Colin Kaepernick, a quarterback for the American football team the 49ers, has been heavily criticised for not standing for the American anthem in silent protest against the police brutality perpetrated against black people in America.  An NFL front office executive said of Kaepernick, "I don't want him anywhere near my team.  He's a traitor."  The same organisation released a list of 94 ex-players and coaches nominated for the 2017 pro-football hall of fame and amongst these was Darren Sharper, a five-time pro Bowl safety currently serving an 18 year sentence for drugging and raping nine women.  A silent protestor for civil rights needs to stay away but a serial rapist is welcomed into the inner circle?  Speaks volumes.

We think in the West that we are so enlightened and above the degrading and archaic ways of the East because we don't put victims of rape in jail like they do in Dubai but although we don't jail them we still place the same level of blame upon them.

In 1999 Sweden changed their laws to make it legal to sell sex but illegal to buy sex.  This law, along with better education about gender equality and respect has created a society in which women are no longer seen simply as sexual object to satiate a man's appetite.  The system isn't perfect – what man-made system is? – but it has had so much success in Sweden that Norway and Iceland have also adopted it.

Last week Atlanta public school teacher Patricia Brown (#TeacherBae) was criticised for wearing tight clothes to work.  The main criticism was that her outfits are a distraction to her male students.  A) Her outfits are the epitome of appropriate.  Apart from wearing a potato sack to work she couldn't really do much more to be appropriate.  She is covered from neck to ankle almost, showing barely any skin.  She is African American and has a curvy body so whatever she wears is going to look "sexual" perhaps but what do people expect her to do about that?  She has the right to look cute just as much as any skinny girl who would choose to wear the exact same outfits.  B) She teaches the fourth grade.  If 9-10 year-old boys are sexualising their female teacher it is not her fault.  Maybe we should work harder to teach young boys that the female body is not solely for their viewing pleasure and gratification instead of telling a grown, professional woman who was just minding her own business and doing her job, what to wear.

In Victorian England women – referred to as "the Sex" in that time – were seen merely as "whores for the gratification of [men's] sexual desires".    Prostitution was legal in Victorian England because men saw prostitutes as "the necessary evil to protect the pure, who otherwise might unwittingly provoke the male to rape them."  More than 100 years later I would have thought we'd have progressed beyond that.  Maybe not.

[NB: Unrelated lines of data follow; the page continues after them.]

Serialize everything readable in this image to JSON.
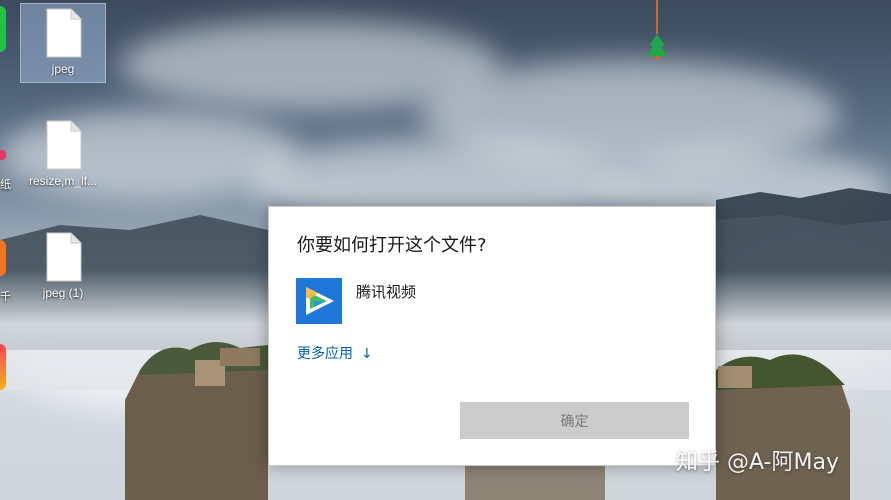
{
  "desktop": {
    "icons": [
      {
        "label": "jpeg",
        "selected": true,
        "icon": "file-icon"
      },
      {
        "label": "resize,m_lf...",
        "selected": false,
        "icon": "file-icon"
      },
      {
        "label": "jpeg (1)",
        "selected": false,
        "icon": "file-icon"
      }
    ],
    "edge_labels": [
      "纸",
      "千"
    ]
  },
  "dialog": {
    "title": "你要如何打开这个文件?",
    "app": {
      "name": "腾讯视频",
      "icon": "tencent-video-icon",
      "icon_color": "#1f78d7"
    },
    "more_apps_label": "更多应用",
    "more_apps_arrow": "↓",
    "ok_label": "确定",
    "ok_enabled": false
  },
  "watermark": "知乎 @A-阿May",
  "colors": {
    "link": "#0063b1",
    "button_disabled_bg": "#cccccc",
    "button_disabled_text": "#7a7a7a",
    "selection": "#adc8eb"
  }
}
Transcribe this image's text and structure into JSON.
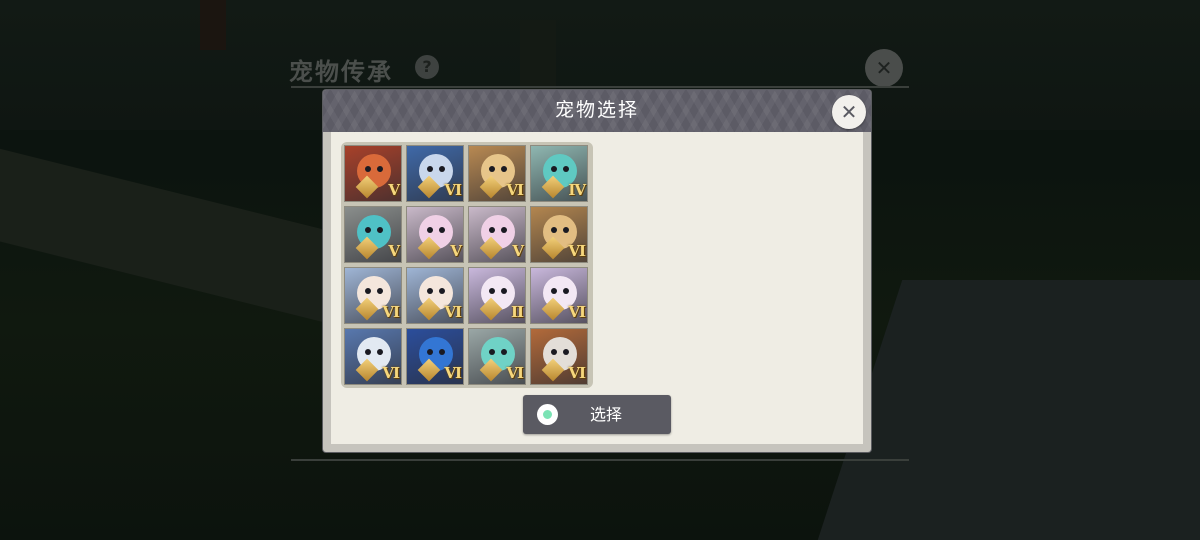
{
  "background_panel": {
    "title": "宠物传承",
    "help_icon": "?",
    "close_icon": "✕"
  },
  "dialog": {
    "title": "宠物选择",
    "close_icon": "✕",
    "select_button_label": "选择"
  },
  "pets": [
    {
      "name": "red-dragon-icon",
      "tier": "V",
      "bg": "#a8412a",
      "face": "#d96a3a"
    },
    {
      "name": "ice-beast-icon",
      "tier": "VI",
      "bg": "#3f69a8",
      "face": "#c9d7ec"
    },
    {
      "name": "squirrel-icon",
      "tier": "VI",
      "bg": "#b88952",
      "face": "#e7c58a"
    },
    {
      "name": "sea-dragon-icon",
      "tier": "IV",
      "bg": "#8fb7b1",
      "face": "#5fc9c2"
    },
    {
      "name": "blue-blob-icon",
      "tier": "V",
      "bg": "#8a8e8c",
      "face": "#4fc1c6"
    },
    {
      "name": "pink-fox-girl-icon",
      "tier": "V",
      "bg": "#c9b9c9",
      "face": "#f0d0e6"
    },
    {
      "name": "pink-fox-girl-icon",
      "tier": "V",
      "bg": "#c9b9c9",
      "face": "#f0d0e6"
    },
    {
      "name": "squirrel-icon",
      "tier": "VI",
      "bg": "#b3864f",
      "face": "#e2bd82"
    },
    {
      "name": "white-gold-maiden-icon",
      "tier": "VI",
      "bg": "#9fb5d5",
      "face": "#f4e6dc"
    },
    {
      "name": "white-gold-maiden-icon",
      "tier": "VI",
      "bg": "#9fb5d5",
      "face": "#f4e6dc"
    },
    {
      "name": "silver-hair-girl-icon",
      "tier": "II",
      "bg": "#c9b8dc",
      "face": "#f3e8f4"
    },
    {
      "name": "silver-hair-girl-icon",
      "tier": "VI",
      "bg": "#c9b8dc",
      "face": "#f3e8f4"
    },
    {
      "name": "white-tiger-icon",
      "tier": "VI",
      "bg": "#5878ae",
      "face": "#e2e9f2"
    },
    {
      "name": "blue-bird-icon",
      "tier": "VI",
      "bg": "#2b4e9c",
      "face": "#3376d4"
    },
    {
      "name": "teal-dragon-icon",
      "tier": "VI",
      "bg": "#9aa7a6",
      "face": "#6fd2c6"
    },
    {
      "name": "griffin-icon",
      "tier": "VI",
      "bg": "#b26a3a",
      "face": "#e3ded8"
    }
  ]
}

Girls are slut-shamed but boys will be boys.  No, boys will be held accountable to their actions like everybody else.  Instead of stifling our girls let's teach our boys respect.  When a teenage boy snaps a teenage girl's bra in class and the teacher brushes it off as teenage banter the boy learns he has a right to her body and the girl learns she must grin and bear it.  No.  the girl's body is her own and the boy has no power over it.  No means no.  Instead of teaching girls how to say no with their bodies, their clothes, their behaviour, let's teach our boys to hear no when it comes out of her mouth and to respect her choice to decline his advances.  

When a person is murdered we blame the murderer.  When a person is robbed we blame the thief.  When a person is raped we blame the victim.  In the words of Sesame Street, one of these things does not belong.  

Let's do better.